Mia de Bethune
Putting Self-Care Into Action for Those on the Front Lines
By Nicole Symmonds
Mia de Bethune is a self-professed organization wonk who jumps to action when things need to happen.
This habit contributed to her success in her former career as a film editor. And it helps her even more in her current position as an adjunct faculty member and internship coordinator in the Steinhardt School of Culture, Education, and Human Development’s Art Therapy program. Perhaps that tendency has never better served her than at the height of the pandemic.
As the virus descended upon the world and spread to New York City, closures displaced nearly all of de Bethune’s students, who had been doing art therapy work with vulnerable populations across the city in institutions such as healthcare facilities and prisons. The students were worried, not only about the pandemic and their clients but also about how they would fulfill the hours they needed to graduate.
As an artist, art psychotherapist, and practitioner of Somatic Experiencing (a therapy for treating people with PTSD), de Bethune decided that they all needed to channel their feelings through action, and a mask-making effort seemed just the thing, given the lack of personal protective equipment when COVID first hit.
“I saw it as a way to model meaningful activity for my students at a time of severe crisis,” de Bethune says, “when many people were emotionally shutting down out of fear, anxiety, and isolation”—emotions the teacher and artist herself was experiencing.
In April, de Bethune formed the Hudson Valley/NY Makers and Creators of PPE and started producing essential equipment for frontline workers alongside students and other art therapists. The effort did not proceed seamlessly; they encountered pushback because the masks did not meet the regulations for protective wear set by the CDC.
Undeterred, they changed their approach and addressed the concerns. The group then moved on to making much-needed face shields.

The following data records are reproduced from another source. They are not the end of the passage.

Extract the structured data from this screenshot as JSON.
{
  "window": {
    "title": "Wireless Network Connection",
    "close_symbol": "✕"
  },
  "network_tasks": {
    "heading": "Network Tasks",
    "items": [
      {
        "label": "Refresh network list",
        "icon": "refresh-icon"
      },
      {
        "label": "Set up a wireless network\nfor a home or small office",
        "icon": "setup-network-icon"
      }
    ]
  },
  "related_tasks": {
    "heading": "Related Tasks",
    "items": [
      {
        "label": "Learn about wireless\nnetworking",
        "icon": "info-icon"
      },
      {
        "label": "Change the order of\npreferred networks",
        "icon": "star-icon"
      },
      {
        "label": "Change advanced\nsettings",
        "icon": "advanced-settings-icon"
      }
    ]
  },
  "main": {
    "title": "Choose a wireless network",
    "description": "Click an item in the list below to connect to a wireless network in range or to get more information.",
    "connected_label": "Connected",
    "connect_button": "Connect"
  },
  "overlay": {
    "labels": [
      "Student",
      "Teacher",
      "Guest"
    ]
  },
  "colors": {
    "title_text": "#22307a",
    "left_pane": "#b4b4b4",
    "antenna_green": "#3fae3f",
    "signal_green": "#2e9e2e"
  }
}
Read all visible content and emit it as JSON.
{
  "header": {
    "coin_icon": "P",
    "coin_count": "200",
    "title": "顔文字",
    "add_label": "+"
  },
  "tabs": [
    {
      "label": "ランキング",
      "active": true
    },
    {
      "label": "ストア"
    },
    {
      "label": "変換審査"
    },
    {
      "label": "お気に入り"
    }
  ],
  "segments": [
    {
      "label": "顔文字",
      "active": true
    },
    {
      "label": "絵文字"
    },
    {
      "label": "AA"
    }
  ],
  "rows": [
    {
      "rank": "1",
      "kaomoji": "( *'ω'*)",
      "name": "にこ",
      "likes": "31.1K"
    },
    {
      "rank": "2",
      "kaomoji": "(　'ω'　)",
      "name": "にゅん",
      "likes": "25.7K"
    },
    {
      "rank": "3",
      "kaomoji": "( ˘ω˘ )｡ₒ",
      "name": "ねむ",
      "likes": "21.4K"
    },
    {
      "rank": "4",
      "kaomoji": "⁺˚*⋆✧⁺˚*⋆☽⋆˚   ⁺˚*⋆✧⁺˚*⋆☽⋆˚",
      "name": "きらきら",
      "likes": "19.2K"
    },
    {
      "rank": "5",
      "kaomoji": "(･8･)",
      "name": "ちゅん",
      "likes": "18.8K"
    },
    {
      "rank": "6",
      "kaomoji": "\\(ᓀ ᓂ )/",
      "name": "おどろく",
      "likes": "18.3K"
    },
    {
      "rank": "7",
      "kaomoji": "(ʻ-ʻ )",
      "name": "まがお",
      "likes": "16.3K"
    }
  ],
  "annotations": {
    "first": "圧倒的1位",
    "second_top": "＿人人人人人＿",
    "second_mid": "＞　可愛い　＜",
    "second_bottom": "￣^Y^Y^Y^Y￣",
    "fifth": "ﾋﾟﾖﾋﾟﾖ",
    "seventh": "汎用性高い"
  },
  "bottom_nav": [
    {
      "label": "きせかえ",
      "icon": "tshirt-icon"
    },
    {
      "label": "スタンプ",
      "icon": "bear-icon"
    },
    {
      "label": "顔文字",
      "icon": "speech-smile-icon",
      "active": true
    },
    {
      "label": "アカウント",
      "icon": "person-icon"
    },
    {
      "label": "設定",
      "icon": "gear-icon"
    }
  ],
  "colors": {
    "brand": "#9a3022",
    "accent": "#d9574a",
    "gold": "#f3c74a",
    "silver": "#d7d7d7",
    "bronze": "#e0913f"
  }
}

The PPE itself was, of course, vitally important to essential workers—the network produced 600 face masks, 300 face shields, 100 scrub hats, and 15 sets of hospital scrubs in April alone. But for de Bethune, it wasn’t so much about what they made as it was about the opportunity to organize, build community, and do some good. It was about providing people in despair with the chance to take part in something hopeful and support one another.